Argiano Non Confunditur 2009
Other Red Blends from Tuscany, Italy
#46 Wine Spectator Top 100 of 2011
Non Confunditur is a wine that shows definite character, it is full-bodied with soft-tannins and has a long lasting finish. This blend made of Cabernet Sauvignon, Merlot, Syrah and Sangiovese shows exciting power, with the inherent sweetness of the Merlot acting as a bridge between the firm earthiness of the Sangiovese grape, the spicy blackcurrant of the Cabernet and the warm red fruit of the Syrah. The result is a generous, round red wine for early to mid-term drinking with nice aromas of currant and generous fruit flavors, which are versatile enough to develop more depth over several months in bottle.

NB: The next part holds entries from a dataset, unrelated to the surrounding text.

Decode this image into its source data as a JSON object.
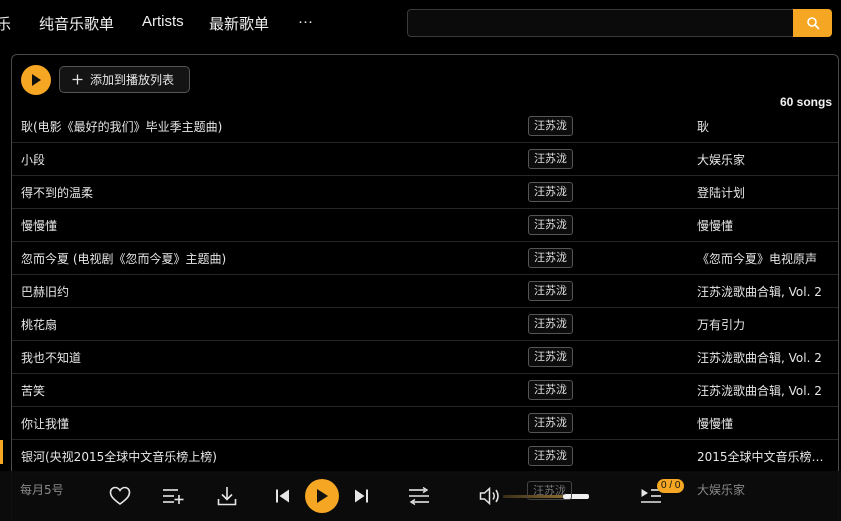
{
  "nav": {
    "items": [
      {
        "label": "乐"
      },
      {
        "label": "纯音乐歌单"
      },
      {
        "label": "Artists"
      },
      {
        "label": "最新歌单"
      },
      {
        "label": "···"
      }
    ]
  },
  "search": {
    "value": "",
    "icon": "search-icon"
  },
  "toolbar": {
    "add_to_playlist_label": "添加到播放列表",
    "song_count": "60 songs"
  },
  "songs": [
    {
      "title": "耿(电影《最好的我们》毕业季主题曲)",
      "artist": "汪苏泷",
      "album": "耿"
    },
    {
      "title": "小段",
      "artist": "汪苏泷",
      "album": "大娱乐家"
    },
    {
      "title": "得不到的温柔",
      "artist": "汪苏泷",
      "album": "登陆计划"
    },
    {
      "title": "慢慢懂",
      "artist": "汪苏泷",
      "album": "慢慢懂"
    },
    {
      "title": "忽而今夏 (电视剧《忽而今夏》主题曲)",
      "artist": "汪苏泷",
      "album": "《忽而今夏》电视原声"
    },
    {
      "title": "巴赫旧约",
      "artist": "汪苏泷",
      "album": "汪苏泷歌曲合辑, Vol. 2"
    },
    {
      "title": "桃花扇",
      "artist": "汪苏泷",
      "album": "万有引力"
    },
    {
      "title": "我也不知道",
      "artist": "汪苏泷",
      "album": "汪苏泷歌曲合辑, Vol. 2"
    },
    {
      "title": "苦笑",
      "artist": "汪苏泷",
      "album": "汪苏泷歌曲合辑, Vol. 2"
    },
    {
      "title": "你让我懂",
      "artist": "汪苏泷",
      "album": "慢慢懂"
    },
    {
      "title": "银河(央视2015全球中文音乐榜上榜)",
      "artist": "汪苏泷",
      "album": "2015全球中文音乐榜上..."
    }
  ],
  "player": {
    "now_playing": "每月5号",
    "behind_artist": "汪苏泷",
    "behind_album": "大娱乐家",
    "queue_badge": "0 / 0",
    "volume_fraction": 0.7
  },
  "colors": {
    "accent": "#f5a623",
    "background": "#000000",
    "text": "#e6e6e6"
  }
}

Wine Spectator - "An appealing graphite aroma adds depth to the black currant, violet and cedar aromas and flavors in this svelte red, which is smooth, with fi nely woven tannins. The bright acidity drives the spicy finish. Cabernet Sauvignon, Merlot, Syrah and Sangiovese."

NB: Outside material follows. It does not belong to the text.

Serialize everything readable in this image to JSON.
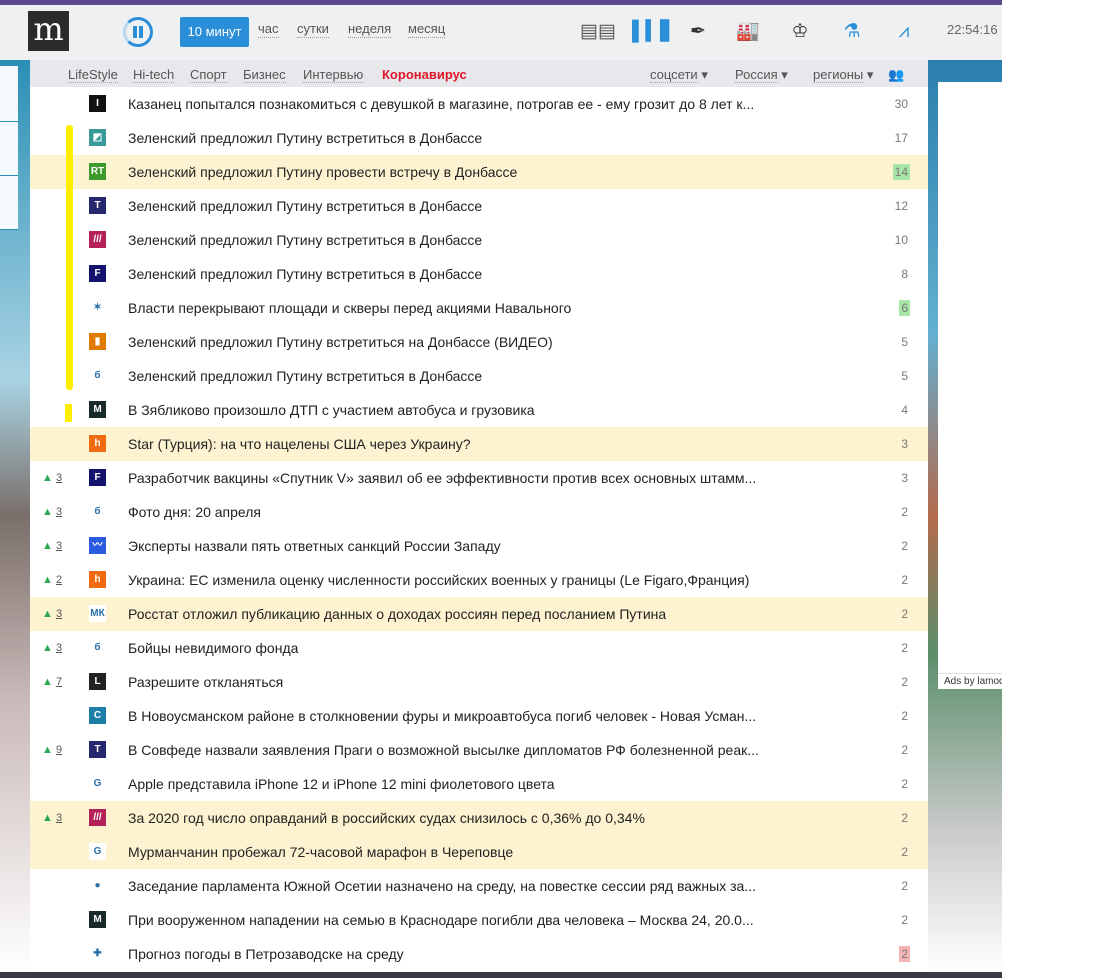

After this estate was acquired by Countess Noemi Marone Cinzano, the philosophy changed whereby quality and personality became the dominant priorities. In order to achieve these goals, Sebastiano Rosa was appointed as General Manager of the Estate. Having spent six years at the University of California at Davis, a two year tenure at Chateau Lafite Rothschild and three years at Sassacaia, he brings a strong mix of experience. In addition, Dr. Giacomo Tachis, probably the most well known winemaker in Italy today, became the oenologist. His legacy includes Sassacaia, Tignanello and Solaia, to name a few. Argiano's vineyards are located in the Montalicino area where a perfect microclimate assures a super ecological system. Varietals such as Cabernet Sauvignon, Merlot, Syrah and Sangiovese are planted. These grapes have not traditionally been part of the Montalcino area. View all Argiano Wines
About TuscanyView a map of Tuscany wineries (TUSS-can-ee) Sangiovese. Most of the wine coming from Tuscany is made from some clone of this varietal, but a growing trend, started by the renegade winemakers of those Super Tuscans, is to incorporate more international varietals.

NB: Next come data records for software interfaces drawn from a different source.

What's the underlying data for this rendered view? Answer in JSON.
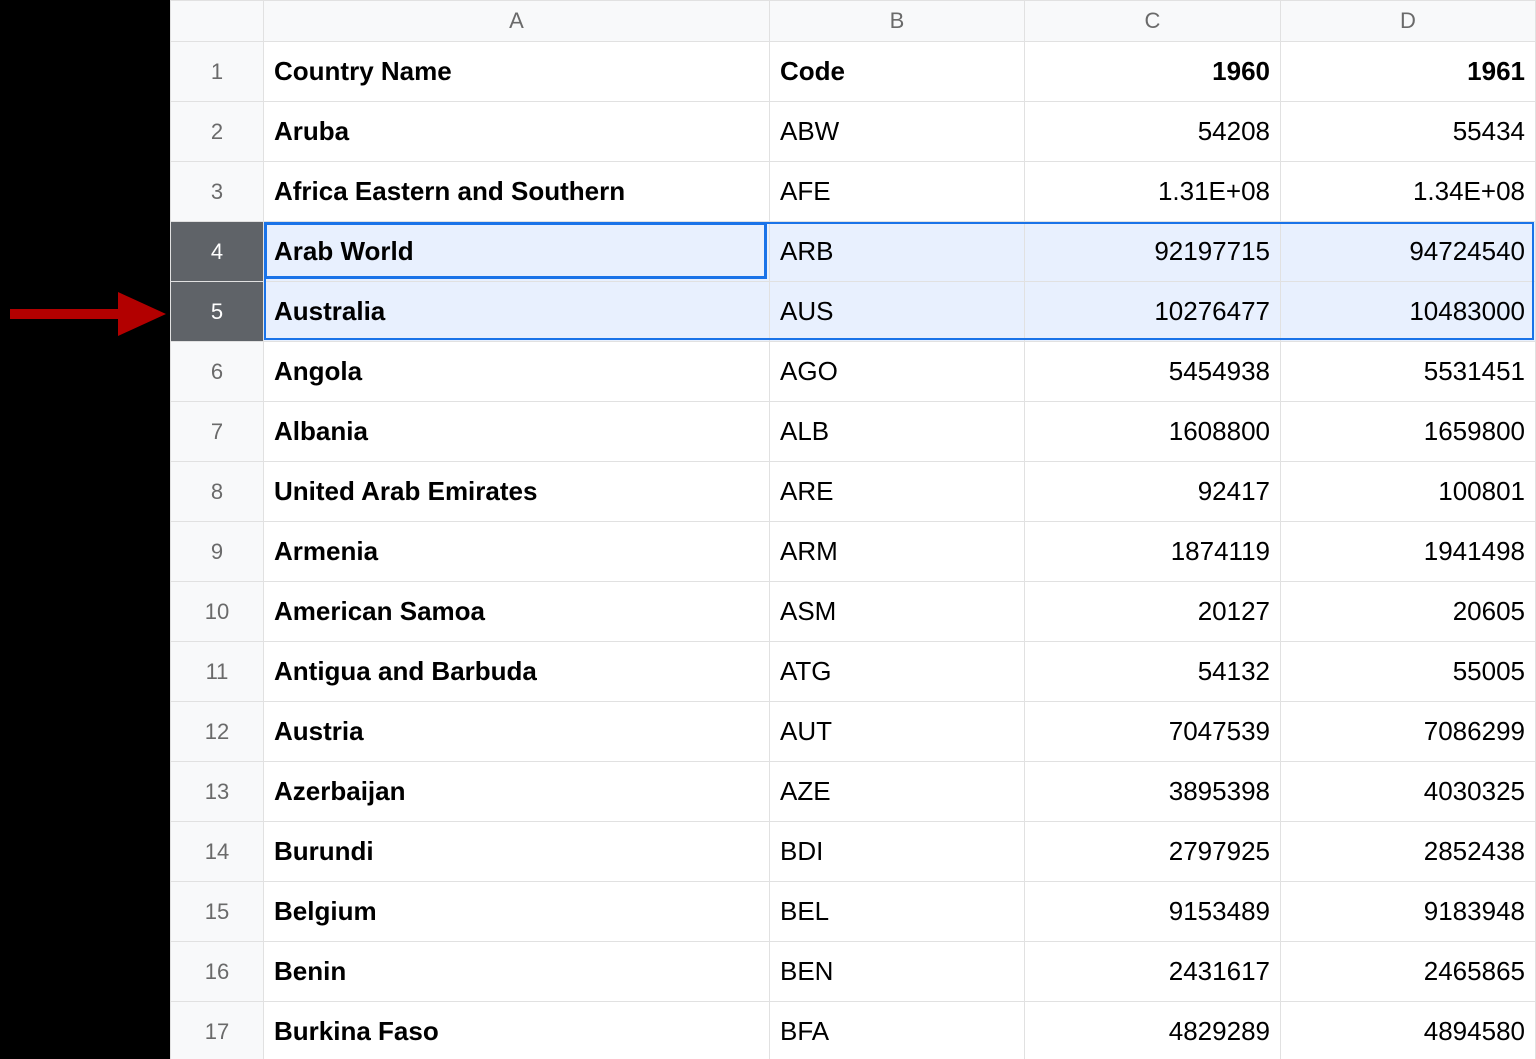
{
  "columns": {
    "A": "A",
    "B": "B",
    "C": "C",
    "D": "D"
  },
  "headerRow": {
    "countryName": "Country Name",
    "code": "Code",
    "y1960": "1960",
    "y1961": "1961"
  },
  "rowNumbers": [
    "1",
    "2",
    "3",
    "4",
    "5",
    "6",
    "7",
    "8",
    "9",
    "10",
    "11",
    "12",
    "13",
    "14",
    "15",
    "16",
    "17"
  ],
  "rows": [
    {
      "name": "Aruba",
      "code": "ABW",
      "c": "54208",
      "d": "55434",
      "bold": true
    },
    {
      "name": "Africa Eastern and Southern",
      "code": "AFE",
      "c": "1.31E+08",
      "d": "1.34E+08",
      "bold": true
    },
    {
      "name": "Arab World",
      "code": "ARB",
      "c": "92197715",
      "d": "94724540",
      "bold": true
    },
    {
      "name": "Australia",
      "code": "AUS",
      "c": "10276477",
      "d": "10483000",
      "bold": true
    },
    {
      "name": "Angola",
      "code": "AGO",
      "c": "5454938",
      "d": "5531451",
      "bold": true
    },
    {
      "name": "Albania",
      "code": "ALB",
      "c": "1608800",
      "d": "1659800",
      "bold": true
    },
    {
      "name": "United Arab Emirates",
      "code": "ARE",
      "c": "92417",
      "d": "100801",
      "bold": true
    },
    {
      "name": "Armenia",
      "code": "ARM",
      "c": "1874119",
      "d": "1941498",
      "bold": true
    },
    {
      "name": "American Samoa",
      "code": "ASM",
      "c": "20127",
      "d": "20605",
      "bold": true
    },
    {
      "name": "Antigua and Barbuda",
      "code": "ATG",
      "c": "54132",
      "d": "55005",
      "bold": true
    },
    {
      "name": "Austria",
      "code": "AUT",
      "c": "7047539",
      "d": "7086299",
      "bold": true
    },
    {
      "name": "Azerbaijan",
      "code": "AZE",
      "c": "3895398",
      "d": "4030325",
      "bold": true
    },
    {
      "name": "Burundi",
      "code": "BDI",
      "c": "2797925",
      "d": "2852438",
      "bold": true
    },
    {
      "name": "Belgium",
      "code": "BEL",
      "c": "9153489",
      "d": "9183948",
      "bold": true
    },
    {
      "name": "Benin",
      "code": "BEN",
      "c": "2431617",
      "d": "2465865",
      "bold": true
    },
    {
      "name": "Burkina Faso",
      "code": "BFA",
      "c": "4829289",
      "d": "4894580",
      "bold": true
    }
  ],
  "selection": {
    "selectedRowIndexes": [
      3,
      4
    ],
    "activeCellRow": 3,
    "activeCellCol": "A"
  },
  "annotation": {
    "arrowPointsToRow": 4
  }
}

Notable FactsThe most well known sub-districts of Tuscany are Chianti, Brunello di Montalcino and Vino Nobile di Montepulciano (note that Montepulciano here refers to the local village, not the grape variety found in the Italian region of Abruzzi). Wine labeled from these regions is DOC-regulated and Sangiovese-based blends. Quality wine from these DOC areas has been on the rise for decades, with top-notch winemakers and wineries shedding the low-quality image once held for Tuscan wine by producing consistently outstanding bottlings that range from deliciously drinkable to highly ageable. Newer to the scene are regions like Bohlgeri and the Maremma, home to of what are now termed "Super-Tuscans," named for the wine coming from the Tuscany area, but not following all of the DOC or DOCG laws required in Italy. In the 1970's, some pioneer winemakers began buying land outside of Chianti and Montalcino, and planting not only Sangiovese, but also international varieties like Cabernet Sauvignon and Merlot. The wine they produced only fit into the lowest Italian category of "vina da tavola," but the winemakers sold the wine for high prices, creating an almost cult following, and spurning a new wine category called IGT.
A little ditty about Italy...This country has about as many wines as its had governments. With 20 different regions, hundreds of DOCs and even more indigenous varieties, the amount of wine made in Italy is mind-boggling. Most of the juice, however, remains in the country for thirsty Italians. Wine is food in Italy and its rare that a meal is consumed without a glass of vino. That said, it's not common to find many folks drinking wine without food either. In turn, it's a match, and a mighty good one at that. In fact, it's safe to say that Italian wine is a foodie wine – one that goes on the table for a myraid of meals.
For regions, the most popular are Tuscany (home of Chianti), Piedmont and the Tre-Venezie, which includes Veneto, Trentino Alto-Adige and Friuli. Other communes of note are in Southern Italy, and a few good wines are made elsewhere in the country. The islands of Sardinia and Sicily are members of the Italian winemaking community as well.
Customer ReviewsSign In to Add Your Review44.2 out of 5 stars
12 ratings, 8 with reviewszendragon65 - Jacksonville, FL49/11/201651/27/2013
AWESOME!59/13/2012Reasonably priced and delicious example from Tuscany.38/24/201247/5/2012Domenico Piccolomini - Uniontown, PA46/22/2012
- Smooth & Supple
To my delight I opened one bottle. I will cellar the other 4 for a couple of years.55/1/2012Cannot rate as I will not open until after 2013. It is still young and needs cellar time.44/23/2012Very good, on the dry side.34/14/2012Not sure how this wine got a 92 rating. It ok but there are better wines at half the price.Joseph Liberty - Wood Dale, IL43/16/2012
- Earthy & Spicy
Really good wine for the price.42/3/2012Loved it
- Earthy & Spicy